NEW YORK -- Masahiro Tanaka can only do so much.
As brilliant as he has been in his first two months in the major leagues, Tanaka can only pitch every fifth day. He can almost always get the New York Yankees a win.
He can't always lift their mood. And he can't, by himself, lift them to a championship level.
Tanaka was outstanding again in Saturday's start against the Minnesota Twins. As catcher Brian McCann said, Tanaka easily could have thrown a complete-game shutout. As it was, he didn't allow an earned run in eight innings, getting credit for the 3-1 win because of McCann's tie-breaking double in the eighth.
"Another great performance," McCann said.
And yet it was also another game and another day in which the Yankees' non-Tanaka weaknesses were badly exposed.
New York Yankees
They struggled to score against the starting pitcher with the worst ERA in the majors (Twins right-hander Kevin Correia). They turned 15 baserunners into just three runs in large part because they don't have enough power to take advantage of their ballpark.

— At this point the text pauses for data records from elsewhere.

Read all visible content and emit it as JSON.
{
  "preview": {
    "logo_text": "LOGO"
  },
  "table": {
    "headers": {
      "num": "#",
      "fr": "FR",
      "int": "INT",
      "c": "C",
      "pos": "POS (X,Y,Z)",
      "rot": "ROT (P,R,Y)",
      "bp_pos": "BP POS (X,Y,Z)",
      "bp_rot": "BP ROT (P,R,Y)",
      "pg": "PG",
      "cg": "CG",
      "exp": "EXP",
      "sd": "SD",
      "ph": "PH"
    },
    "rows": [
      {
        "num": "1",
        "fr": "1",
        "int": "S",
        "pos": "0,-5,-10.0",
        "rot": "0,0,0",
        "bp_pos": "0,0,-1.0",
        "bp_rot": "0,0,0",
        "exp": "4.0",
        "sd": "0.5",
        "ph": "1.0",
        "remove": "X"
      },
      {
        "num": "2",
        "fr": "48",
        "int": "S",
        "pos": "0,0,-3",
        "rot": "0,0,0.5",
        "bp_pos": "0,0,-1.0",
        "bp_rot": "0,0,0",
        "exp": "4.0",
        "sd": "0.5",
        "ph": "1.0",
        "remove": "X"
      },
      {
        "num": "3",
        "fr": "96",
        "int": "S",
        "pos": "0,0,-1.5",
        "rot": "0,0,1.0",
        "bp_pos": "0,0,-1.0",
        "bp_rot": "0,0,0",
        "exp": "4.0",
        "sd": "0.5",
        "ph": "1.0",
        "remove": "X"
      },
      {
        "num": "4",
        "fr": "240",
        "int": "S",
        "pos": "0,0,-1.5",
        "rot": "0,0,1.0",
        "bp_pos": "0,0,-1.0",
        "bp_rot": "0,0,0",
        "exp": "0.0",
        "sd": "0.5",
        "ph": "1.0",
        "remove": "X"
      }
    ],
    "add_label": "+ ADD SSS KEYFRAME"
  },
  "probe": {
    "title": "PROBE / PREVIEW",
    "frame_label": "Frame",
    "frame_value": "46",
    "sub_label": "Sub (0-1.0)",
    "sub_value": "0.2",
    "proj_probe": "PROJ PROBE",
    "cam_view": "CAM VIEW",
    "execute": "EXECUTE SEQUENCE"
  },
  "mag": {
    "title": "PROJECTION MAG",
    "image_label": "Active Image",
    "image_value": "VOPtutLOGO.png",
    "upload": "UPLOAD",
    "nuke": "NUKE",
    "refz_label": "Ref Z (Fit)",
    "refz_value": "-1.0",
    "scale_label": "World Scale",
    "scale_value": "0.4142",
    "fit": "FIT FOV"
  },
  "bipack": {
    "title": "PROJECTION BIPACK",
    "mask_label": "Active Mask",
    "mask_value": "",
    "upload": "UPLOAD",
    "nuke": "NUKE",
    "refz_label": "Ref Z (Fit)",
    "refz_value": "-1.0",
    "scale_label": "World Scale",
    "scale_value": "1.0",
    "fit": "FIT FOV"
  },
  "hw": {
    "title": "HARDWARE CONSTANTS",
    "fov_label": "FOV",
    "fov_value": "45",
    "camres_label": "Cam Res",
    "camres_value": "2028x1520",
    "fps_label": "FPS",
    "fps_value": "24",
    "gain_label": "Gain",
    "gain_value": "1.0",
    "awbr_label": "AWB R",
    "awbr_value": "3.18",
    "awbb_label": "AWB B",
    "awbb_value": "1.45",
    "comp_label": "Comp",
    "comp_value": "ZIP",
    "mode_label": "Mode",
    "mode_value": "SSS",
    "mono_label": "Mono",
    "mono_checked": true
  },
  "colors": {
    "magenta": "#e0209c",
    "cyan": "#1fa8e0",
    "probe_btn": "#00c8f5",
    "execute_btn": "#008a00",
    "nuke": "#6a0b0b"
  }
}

And Mark Teixeira, who remains their leading home run hitter despite missing a third of their games, had to come out after two plate appearances because of continuing soreness in his surgically repaired right wrist.
There was also bad news to report on Michael Pineda, who once again had to be shut down from throwing as he tries to come back from a back muscle problem that has sidelined him since April. The continuing absence of Pineda and CC Sabathia, on the DL with right knee inflammation and with no certainty about when he'll return, puts even more pressure on Tanaka to carry the Yankees' rotation -- and to some extent, the entire team.
The good news for the Yankees is that Tanaka seems up for trying to do just that. His $155 million contract looks like more of a bargain each time he pitches, as he continues to pile up innings and wins and continues to lower an ERA that is now 2.06, the best in the American League.
The Yankees are now 9-2 in the 11 games Tanaka has started, as opposed to 20-23 when they have to start anyone else. No matter what you think of counting up pitchers' wins, Tanaka's 8-1 record reflects his contributions, given how often he has pitched deep into games and how consistently he has prevented the opposition from scoring runs.
Saturday's start was the third time Tanaka has finished eight innings, something no other Yankees starter has managed this season. Tanaka has finished seven innings seven times in 11 starts, while the rest of the rotation combined has done it just six times in 43 starts.
Tanaka has gone at least six innings in each of his starts and has yet to allow more than three earned runs in any of them. The only other pitcher to do that in his first 11 major league starts (since 1913, when earned runs became an official statistic) was Montreal's Steve Rogers, in 1973.
But you don't really need the numbers to tell you how good Tanaka has been. You need only to have watched him.
Similarly, you don't need all the numbers to tell you how flawed the rest of the Yankees' roster has looked. You need only to have seen any of their many unimpressive performances.
"Do the Yankees realize how much trouble they're in?" one veteran major league scout asked a couple of weeks back.
Whether they do or don't, and whether they are or they aren't, it's certainly a lot less trouble than they would be in if they hadn't signed Masahiro Tanaka.